  3. I tend to work between 12 and 14 hours a day Tuesday through Thursday. Sitting for that long can be tiring. So I try to use the pomodoro technique. I set an alarm for 25 minutes. I work nonstop and then take a 5 minute break where I rest my eyes and stretch my back. Occasionally, I will go for a walk and listen to my manuscript (see previous post) or listen to an audiobook on book writing/editing. At the end of each day, I reflect on what I accomplished (celebrate) and then plan for the next day.
  4. I join writing sprints. In earlier posts I talked about some groups I have joined to help me stay motivated. These writing groups give me a social aspect for the week, while allowing me to stay focused on the task at hand.
  5. When the room has a large soaking tub or jacuzzi, I often end my day with a bath. It is a great way to reflect and wind down. Getting a good night’s sleep is critical. If a bath is not an option, I tend to read something relaxing to calm my mind so that I am not ruminating while sleeping.
  6. Given I have to check out of the hotel on Friday, I do a lighter workload in the room and then head to the pool. I try to have my manuscript printed so that I can stay off the computer. I use erasable pens to annotate my work. If you don’t have erasable pens, get them in multiple colors!
  7. When the week is over, I reflect on what I did so that I have a sense of accomplishment.

I wrote Personality Poker, Best Practices are Stupid, and Invisible Solutions using this strategy. And of course, I am using this approach for my next book. Although it works for me, you need to adjust this to suit your needs.
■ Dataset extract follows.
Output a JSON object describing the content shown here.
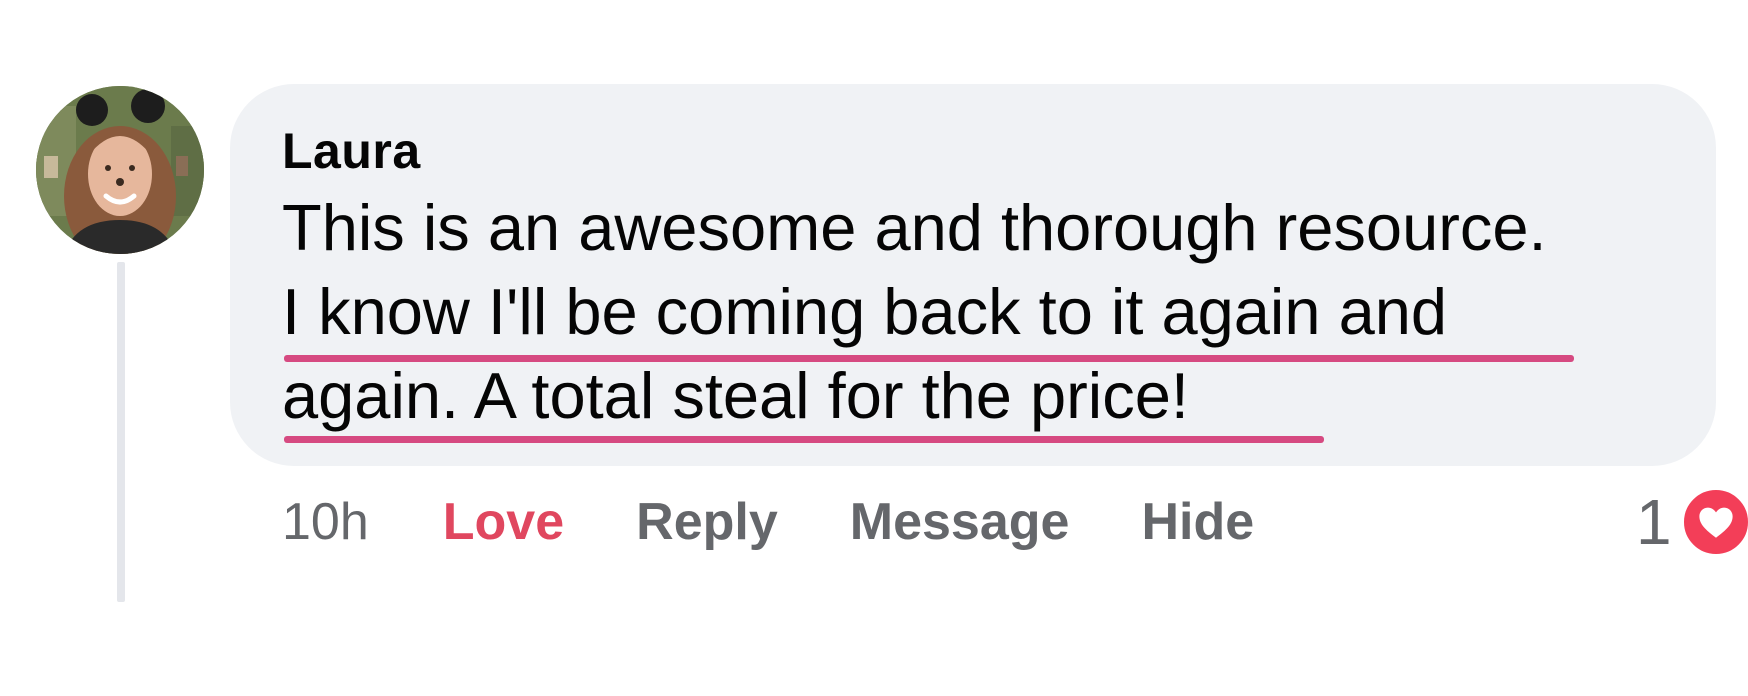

There is no one correct way to do this. Maybe each day you set a goal, and when you hit it you call it quits for the day. Maybe you have more time away from the desk to clear your mind. Choose whatever approach works for you.

What have you tried?